A more than quarter-mile boardwalk now winds through the forested wetlands on the west side of Franciscan Health Michigan City, providing a healing habitat for strolls outside of the hospital.
A group of hospital officials and community members gathered on May 5 for a blessing and dedication of the St. Francis Nature Preserve, a joint project of Franciscan Health Michigan City and the Shirley Heinze Land Trust.
The planning for the trail began in 2016 when design and construction of the hospital on the north side of Interstate 94 was under way. “We were looking for a partner that had a value system that lined up with us and that we knew would take this seriously. We only thought of one name, and that was the Shirley Heinze Land Trust,” said Franciscan Health President and CEO Dean Mazzoni.
Kris Krouse, executive director of the Shirley Heinze Land Trust, praised the partnership with Franciscan Health and the contributions of Tonn and Blank Construction and Soil Solutions, Inc., which was involved in identifying the wetlands and working on protection of the property.

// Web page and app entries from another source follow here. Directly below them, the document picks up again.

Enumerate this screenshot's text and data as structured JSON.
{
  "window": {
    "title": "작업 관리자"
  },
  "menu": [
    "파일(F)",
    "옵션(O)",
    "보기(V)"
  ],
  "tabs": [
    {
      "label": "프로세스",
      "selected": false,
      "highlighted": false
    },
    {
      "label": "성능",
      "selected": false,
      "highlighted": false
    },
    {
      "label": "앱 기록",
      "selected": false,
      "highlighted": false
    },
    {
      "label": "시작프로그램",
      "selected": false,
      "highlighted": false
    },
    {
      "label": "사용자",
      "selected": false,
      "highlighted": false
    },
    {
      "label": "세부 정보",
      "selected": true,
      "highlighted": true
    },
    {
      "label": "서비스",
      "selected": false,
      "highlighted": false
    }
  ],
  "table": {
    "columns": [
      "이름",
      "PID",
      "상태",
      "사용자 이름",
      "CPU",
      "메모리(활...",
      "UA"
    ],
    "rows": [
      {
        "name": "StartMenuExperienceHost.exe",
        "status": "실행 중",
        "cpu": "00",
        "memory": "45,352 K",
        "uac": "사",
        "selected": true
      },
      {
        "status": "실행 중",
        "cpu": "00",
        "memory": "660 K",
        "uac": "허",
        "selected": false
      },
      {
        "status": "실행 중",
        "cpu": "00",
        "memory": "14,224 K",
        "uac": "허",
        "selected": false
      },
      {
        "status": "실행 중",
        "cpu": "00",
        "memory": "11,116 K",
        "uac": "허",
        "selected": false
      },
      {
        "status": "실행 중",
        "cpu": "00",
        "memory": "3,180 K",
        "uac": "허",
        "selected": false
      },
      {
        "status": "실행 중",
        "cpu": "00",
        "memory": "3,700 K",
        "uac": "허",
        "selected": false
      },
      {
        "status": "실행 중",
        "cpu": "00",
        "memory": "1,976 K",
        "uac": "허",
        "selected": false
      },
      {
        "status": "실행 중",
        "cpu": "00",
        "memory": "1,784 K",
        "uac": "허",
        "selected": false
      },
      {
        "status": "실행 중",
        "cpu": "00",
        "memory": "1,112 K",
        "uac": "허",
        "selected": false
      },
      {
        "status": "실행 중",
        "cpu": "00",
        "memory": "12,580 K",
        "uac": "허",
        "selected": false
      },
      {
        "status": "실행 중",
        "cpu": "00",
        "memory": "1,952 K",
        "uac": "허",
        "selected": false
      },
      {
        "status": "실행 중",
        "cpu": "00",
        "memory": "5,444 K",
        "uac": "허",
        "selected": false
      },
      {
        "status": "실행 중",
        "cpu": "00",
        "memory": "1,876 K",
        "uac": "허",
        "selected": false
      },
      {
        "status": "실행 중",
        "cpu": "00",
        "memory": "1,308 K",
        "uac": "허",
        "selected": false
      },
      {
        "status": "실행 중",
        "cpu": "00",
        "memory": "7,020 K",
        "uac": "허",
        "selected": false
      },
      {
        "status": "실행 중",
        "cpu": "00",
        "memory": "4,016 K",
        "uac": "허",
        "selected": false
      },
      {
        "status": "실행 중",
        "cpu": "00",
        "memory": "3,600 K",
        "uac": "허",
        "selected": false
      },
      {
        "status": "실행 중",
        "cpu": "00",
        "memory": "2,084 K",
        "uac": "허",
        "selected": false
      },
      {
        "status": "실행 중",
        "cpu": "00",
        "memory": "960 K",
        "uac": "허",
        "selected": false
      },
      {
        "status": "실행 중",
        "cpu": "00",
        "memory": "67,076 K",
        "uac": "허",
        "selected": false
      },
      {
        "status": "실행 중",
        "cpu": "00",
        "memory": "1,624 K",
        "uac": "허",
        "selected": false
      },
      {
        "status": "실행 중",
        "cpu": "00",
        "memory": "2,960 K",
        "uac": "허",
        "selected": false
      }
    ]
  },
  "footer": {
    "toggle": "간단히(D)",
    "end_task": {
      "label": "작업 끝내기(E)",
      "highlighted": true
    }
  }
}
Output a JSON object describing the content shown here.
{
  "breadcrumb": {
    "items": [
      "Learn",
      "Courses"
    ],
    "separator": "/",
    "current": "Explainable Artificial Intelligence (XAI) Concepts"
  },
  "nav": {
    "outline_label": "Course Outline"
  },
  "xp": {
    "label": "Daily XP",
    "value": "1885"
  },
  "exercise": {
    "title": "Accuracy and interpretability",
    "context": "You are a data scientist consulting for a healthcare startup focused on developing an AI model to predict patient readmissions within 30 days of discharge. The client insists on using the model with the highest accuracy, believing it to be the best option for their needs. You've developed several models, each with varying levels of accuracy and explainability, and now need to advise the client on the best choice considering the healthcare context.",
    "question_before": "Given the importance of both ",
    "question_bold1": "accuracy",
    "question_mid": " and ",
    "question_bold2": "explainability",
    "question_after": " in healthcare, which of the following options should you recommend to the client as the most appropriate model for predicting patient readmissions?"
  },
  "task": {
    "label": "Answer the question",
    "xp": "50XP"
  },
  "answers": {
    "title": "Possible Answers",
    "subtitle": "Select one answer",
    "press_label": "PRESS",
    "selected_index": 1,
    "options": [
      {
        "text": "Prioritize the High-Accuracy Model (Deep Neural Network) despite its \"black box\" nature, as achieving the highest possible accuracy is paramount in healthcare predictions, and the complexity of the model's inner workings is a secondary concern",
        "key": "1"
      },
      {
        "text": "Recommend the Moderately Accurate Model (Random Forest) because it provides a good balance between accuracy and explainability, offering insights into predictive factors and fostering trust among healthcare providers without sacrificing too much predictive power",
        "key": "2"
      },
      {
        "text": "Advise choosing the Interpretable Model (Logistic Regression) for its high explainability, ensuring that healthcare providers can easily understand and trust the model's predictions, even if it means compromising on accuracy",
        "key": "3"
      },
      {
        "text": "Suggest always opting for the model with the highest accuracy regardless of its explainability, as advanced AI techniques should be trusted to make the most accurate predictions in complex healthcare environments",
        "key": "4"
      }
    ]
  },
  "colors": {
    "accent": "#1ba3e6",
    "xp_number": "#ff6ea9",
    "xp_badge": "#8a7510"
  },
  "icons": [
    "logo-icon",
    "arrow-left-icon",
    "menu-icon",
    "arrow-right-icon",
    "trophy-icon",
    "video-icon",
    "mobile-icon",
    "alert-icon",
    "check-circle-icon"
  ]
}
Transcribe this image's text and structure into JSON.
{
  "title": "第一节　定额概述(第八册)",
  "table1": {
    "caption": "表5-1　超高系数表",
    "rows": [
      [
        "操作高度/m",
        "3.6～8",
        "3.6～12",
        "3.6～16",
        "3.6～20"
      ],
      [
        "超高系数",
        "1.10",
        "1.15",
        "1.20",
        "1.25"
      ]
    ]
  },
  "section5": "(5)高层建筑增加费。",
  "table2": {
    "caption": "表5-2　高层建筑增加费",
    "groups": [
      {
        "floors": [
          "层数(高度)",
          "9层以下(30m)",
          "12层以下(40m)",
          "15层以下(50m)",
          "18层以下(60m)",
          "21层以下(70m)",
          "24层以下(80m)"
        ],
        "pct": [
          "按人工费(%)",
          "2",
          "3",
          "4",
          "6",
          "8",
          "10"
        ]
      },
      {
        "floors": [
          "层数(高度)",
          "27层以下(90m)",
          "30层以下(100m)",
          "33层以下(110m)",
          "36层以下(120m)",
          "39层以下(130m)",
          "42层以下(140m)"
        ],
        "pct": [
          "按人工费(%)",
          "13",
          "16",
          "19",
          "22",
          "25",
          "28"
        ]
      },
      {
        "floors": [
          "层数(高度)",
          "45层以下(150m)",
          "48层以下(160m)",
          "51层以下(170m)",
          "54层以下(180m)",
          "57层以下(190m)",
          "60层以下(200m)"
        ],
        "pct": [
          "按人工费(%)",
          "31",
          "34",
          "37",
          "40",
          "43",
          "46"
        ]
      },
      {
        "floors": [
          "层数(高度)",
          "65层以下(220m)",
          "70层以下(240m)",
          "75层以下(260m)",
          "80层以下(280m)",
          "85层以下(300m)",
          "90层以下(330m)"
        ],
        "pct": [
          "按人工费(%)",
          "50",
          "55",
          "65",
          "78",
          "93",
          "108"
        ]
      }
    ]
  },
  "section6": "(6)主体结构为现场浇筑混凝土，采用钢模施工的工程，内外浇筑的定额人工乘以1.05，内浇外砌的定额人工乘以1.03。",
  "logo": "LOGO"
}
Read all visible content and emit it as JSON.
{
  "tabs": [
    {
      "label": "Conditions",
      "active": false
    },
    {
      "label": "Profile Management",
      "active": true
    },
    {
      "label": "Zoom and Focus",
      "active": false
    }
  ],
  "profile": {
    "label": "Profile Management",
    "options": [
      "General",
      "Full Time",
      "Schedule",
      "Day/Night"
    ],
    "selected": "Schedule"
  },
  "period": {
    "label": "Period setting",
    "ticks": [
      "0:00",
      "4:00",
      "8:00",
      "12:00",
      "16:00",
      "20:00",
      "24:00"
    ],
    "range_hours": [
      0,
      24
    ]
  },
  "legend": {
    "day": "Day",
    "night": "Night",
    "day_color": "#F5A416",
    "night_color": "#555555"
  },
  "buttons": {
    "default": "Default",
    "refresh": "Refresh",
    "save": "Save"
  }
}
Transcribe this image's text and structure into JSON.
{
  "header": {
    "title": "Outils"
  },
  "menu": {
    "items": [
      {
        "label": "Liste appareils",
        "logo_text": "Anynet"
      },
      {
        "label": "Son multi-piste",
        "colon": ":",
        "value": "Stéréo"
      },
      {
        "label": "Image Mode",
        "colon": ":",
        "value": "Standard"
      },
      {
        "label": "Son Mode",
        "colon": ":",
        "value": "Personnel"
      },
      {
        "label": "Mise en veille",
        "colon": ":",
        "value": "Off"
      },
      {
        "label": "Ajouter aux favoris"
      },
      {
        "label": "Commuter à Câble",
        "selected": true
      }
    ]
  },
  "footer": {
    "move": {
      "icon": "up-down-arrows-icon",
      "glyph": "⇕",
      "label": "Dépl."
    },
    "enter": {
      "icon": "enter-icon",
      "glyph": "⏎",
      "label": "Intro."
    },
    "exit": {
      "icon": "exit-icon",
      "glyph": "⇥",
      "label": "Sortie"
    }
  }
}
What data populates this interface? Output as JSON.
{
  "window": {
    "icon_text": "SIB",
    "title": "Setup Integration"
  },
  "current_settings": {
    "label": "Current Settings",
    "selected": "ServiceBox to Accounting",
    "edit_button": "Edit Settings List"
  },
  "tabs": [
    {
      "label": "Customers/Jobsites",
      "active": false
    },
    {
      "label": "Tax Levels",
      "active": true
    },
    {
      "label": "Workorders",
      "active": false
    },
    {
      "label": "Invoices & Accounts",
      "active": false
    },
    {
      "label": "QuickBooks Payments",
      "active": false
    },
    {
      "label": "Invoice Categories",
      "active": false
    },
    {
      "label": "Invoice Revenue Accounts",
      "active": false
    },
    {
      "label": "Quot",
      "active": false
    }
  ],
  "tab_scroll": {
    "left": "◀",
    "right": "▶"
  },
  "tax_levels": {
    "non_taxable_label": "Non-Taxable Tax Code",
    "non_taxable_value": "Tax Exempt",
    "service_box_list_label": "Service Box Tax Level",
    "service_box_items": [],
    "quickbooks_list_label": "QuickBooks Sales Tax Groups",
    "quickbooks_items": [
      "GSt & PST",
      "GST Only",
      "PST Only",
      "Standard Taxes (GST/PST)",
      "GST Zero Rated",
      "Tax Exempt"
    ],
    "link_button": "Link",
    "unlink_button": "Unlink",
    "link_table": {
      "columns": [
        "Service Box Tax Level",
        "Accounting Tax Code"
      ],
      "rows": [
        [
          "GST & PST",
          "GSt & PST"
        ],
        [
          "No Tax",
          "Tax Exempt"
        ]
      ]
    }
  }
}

Krouse recalled an early discussion with Dale Engquist, the late conservationist, and former Indiana Dunes National Lakeshore superintendent. “One of the things Dale said early on is ‘wouldn’t it be great to have a St. Francis nature preserve next to the hospital?’ So here we are.” St. Francis of Assisi was known for his reverence for nature with Pope John Paul II declaring him the “Patron Saint of Ecology.”
“A lot of work and collaboration has gone into not just preserving the natural lands, but also creating this beautiful boardwalk. We’ve had a lot of trails developed over the years on our preserves, and one of the things you’ll find with this trail is that it’s really state of the art. It’s accessible,” Krouse said.
“We’re grateful that we could partner with the Shirley Heinze Land Trust and make this dream become a reality and offer this to the public so that others can enjoy the wetlands, the wildlife and even have a little bit of a respite sometimes from what might be going on inside the four walls of this hospital,” Mazzoni said.
The entire trail is a raised boardwalk, which passes through the wooded wetlands it sits upon. The trail is a self-guided tour with informational signage funded by the Franciscan Health Michigan City Medical Staff and benches along the trail provided by donors through the Franciscan Health Foundation.
The Rite of Blessing was conducted by Father Joseph Uko with a reading by Franciscan Health Michigan City Vice President of Mission Integration Sister Petra Nielsen.
The blessing was attended by members of the Michigan City Rotary Club, which contributed a bench dedicated to those healing from perinatal loss. Jessica O’Brien, who lost her infant daughter Allison, spearheaded the effort when she was club president.
“When I came across maternal health as one of the initiatives for Rotary, I knew that I wanted to partner with Franciscan on it, so I met with Sister Petra and asked her what we could do. She said they were in the process of making this walking trail and they were looking for people to donate benches. I thought that was a great way that Rotary could contribute to other people suffering in the same way,” O’Brien said. The club held projects to raise money and used a grant through the Rotary Foundation and member donations to fund the bench.
Also attending were Amber and Troy Glass. Amber’s mother, Tricia Dolph, was a longtime nurse at Franciscan Health Michigan City who passed away from cancer in February 2020. Tricia’s colleagues donated money to fund a bench in her memory. Hospital volunteer Darlene Manuzzi and physician Matt Provenzano and his wife, Shana, also donated benches.
The St. Francis Nature Preserve can be accessed from the parking lot outside the hospital Emergency Department, and the public is welcome to enjoy the trail. The old-growth forest contains a wetland habitat with an abundance of native plants, including oak trees. A third of the preserve was historically farmed, ditched and logged, but since those operations were abandoned, the forest has slowly repopulated with remnant species of native plants and fungi.